Try it: Reproduce the data exactly.

------ Data provided ------

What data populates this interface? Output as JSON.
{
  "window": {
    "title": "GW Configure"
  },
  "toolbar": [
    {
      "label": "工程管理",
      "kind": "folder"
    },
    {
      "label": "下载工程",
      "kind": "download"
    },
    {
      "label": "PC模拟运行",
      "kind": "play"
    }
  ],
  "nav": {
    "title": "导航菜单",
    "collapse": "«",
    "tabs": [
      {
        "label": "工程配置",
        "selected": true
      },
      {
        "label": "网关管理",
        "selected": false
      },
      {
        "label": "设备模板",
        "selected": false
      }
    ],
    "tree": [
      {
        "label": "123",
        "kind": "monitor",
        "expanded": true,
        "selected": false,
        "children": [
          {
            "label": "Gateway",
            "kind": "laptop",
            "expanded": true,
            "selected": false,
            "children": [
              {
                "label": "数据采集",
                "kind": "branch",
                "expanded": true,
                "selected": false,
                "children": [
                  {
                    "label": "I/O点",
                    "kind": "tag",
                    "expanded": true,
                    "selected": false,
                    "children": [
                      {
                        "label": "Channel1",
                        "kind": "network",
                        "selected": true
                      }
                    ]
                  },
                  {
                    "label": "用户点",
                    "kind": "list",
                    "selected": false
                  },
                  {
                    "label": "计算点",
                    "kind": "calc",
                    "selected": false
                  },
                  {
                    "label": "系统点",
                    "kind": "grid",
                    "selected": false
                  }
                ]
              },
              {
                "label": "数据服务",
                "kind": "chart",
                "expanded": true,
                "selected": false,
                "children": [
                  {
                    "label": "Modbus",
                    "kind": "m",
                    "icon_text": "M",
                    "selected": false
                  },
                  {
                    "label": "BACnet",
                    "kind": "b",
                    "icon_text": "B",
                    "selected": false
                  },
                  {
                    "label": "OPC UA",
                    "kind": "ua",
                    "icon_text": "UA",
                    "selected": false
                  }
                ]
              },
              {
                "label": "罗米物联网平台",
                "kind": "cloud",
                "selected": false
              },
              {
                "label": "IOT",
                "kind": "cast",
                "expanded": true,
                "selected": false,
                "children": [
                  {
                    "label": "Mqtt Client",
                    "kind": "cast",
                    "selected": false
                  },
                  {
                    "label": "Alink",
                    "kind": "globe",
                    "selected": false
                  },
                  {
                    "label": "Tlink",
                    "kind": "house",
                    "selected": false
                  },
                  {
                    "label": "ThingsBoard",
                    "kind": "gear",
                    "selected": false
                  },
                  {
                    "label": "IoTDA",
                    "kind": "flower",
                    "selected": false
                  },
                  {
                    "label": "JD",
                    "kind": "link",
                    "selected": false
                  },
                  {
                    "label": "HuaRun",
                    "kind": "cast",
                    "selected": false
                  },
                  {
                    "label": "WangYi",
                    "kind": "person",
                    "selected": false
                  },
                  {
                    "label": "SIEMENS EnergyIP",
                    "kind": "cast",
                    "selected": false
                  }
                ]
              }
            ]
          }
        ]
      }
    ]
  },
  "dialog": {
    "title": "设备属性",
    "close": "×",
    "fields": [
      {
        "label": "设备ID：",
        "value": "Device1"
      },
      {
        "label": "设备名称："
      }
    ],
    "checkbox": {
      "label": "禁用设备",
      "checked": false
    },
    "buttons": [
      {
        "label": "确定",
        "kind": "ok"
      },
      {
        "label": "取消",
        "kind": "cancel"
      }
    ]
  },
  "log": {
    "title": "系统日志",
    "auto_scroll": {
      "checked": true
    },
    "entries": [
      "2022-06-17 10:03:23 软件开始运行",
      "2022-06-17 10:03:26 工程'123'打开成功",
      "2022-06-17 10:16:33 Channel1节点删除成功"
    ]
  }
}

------

Result:
What data populates this interface? Output as JSON.
{
  "window": {
    "title": "GW Configure"
  },
  "toolbar": [
    {
      "label": "工程管理",
      "kind": "folder"
    },
    {
      "label": "下载工程",
      "kind": "download"
    },
    {
      "label": "PC模拟运行",
      "kind": "play"
    }
  ],
  "nav": {
    "title": "导航菜单",
    "collapse": "«",
    "tabs": [
      {
        "label": "工程配置",
        "selected": true
      },
      {
        "label": "网关管理",
        "selected": false
      },
      {
        "label": "设备模板",
        "selected": false
      }
    ],
    "tree": [
      {
        "label": "123",
        "kind": "monitor",
        "expanded": true,
        "selected": false,
        "children": [
          {
            "label": "Gateway",
            "kind": "laptop",
            "expanded": true,
            "selected": false,
            "children": [
              {
                "label": "数据采集",
                "kind": "branch",
                "expanded": true,
                "selected": false,
                "children": [
                  {
                    "label": "I/O点",
                    "kind": "tag",
                    "expanded": true,
                    "selected": false,
                    "children": [
                      {
                        "label": "Channel1",
                        "kind": "network",
                        "selected": true
                      }
                    ]
                  },
                  {
                    "label": "用户点",
                    "kind": "list",
                    "selected": false
                  },
                  {
                    "label": "计算点",
                    "kind": "calc",
                    "selected": false
                  },
                  {
                    "label": "系统点",
                    "kind": "grid",
                    "selected": false
                  }
                ]
              },
              {
                "label": "数据服务",
                "kind": "chart",
                "expanded": true,
                "selected": false,
                "children": [
                  {
                    "label": "Modbus",
                    "kind": "m",
                    "icon_text": "M",
                    "selected": false
                  },
                  {
                    "label": "BACnet",
                    "kind": "b",
                    "icon_text": "B",
                    "selected": false
                  },
                  {
                    "label": "OPC UA",
                    "kind": "ua",
                    "icon_text": "UA",
                    "selected": false
                  }
                ]
              },
              {
                "label": "罗米物联网平台",
                "kind": "cloud",
                "selected": false
              },
              {
                "label": "IOT",
                "kind": "cast",
                "expanded": true,
                "selected": false,
                "children": [
                  {
                    "label": "Mqtt Client",
                    "kind": "cast",
                    "selected": false
                  },
                  {
                    "label": "Alink",
                    "kind": "globe",
                    "selected": false
                  },
                  {
                    "label": "Tlink",
                    "kind": "house",
                    "selected": false
                  },
                  {
                    "label": "ThingsBoard",
                    "kind": "gear",
                    "selected": false
                  },
                  {
                    "label": "IoTDA",
                    "kind": "flower",
                    "selected": false
                  },
                  {
                    "label": "JD",
                    "kind": "link",
                    "selected": false
                  },
                  {
                    "label": "HuaRun",
                    "kind": "cast",
                    "selected": false
                  },
                  {
                    "label": "WangYi",
                    "kind": "person",
                    "selected": false
                  },
                  {
                    "label": "SIEMENS EnergyIP",
                    "kind": "cast",
                    "selected": false
                  }
                ]
              }
            ]
          }
        ]
      }
    ]
  },
  "dialog": {
    "title": "设备属性",
    "close": "×",
    "fields": [
      {
        "label": "设备ID：",
        "value": "Device1"
      },
      {
        "label": "设备名称："
      }
    ],
    "checkbox": {
      "label": "禁用设备",
      "checked": false
    },
    "buttons": [
      {
        "label": "确定",
        "kind": "ok"
      },
      {
        "label": "取消",
        "kind": "cancel"
      }
    ]
  },
  "log": {
    "title": "系统日志",
    "auto_scroll": {
      "checked": true
    },
    "entries": [
      "2022-06-17 10:03:23 软件开始运行",
      "2022-06-17 10:03:26 工程'123'打开成功",
      "2022-06-17 10:16:33 Channel1节点删除成功"
    ]
  }
}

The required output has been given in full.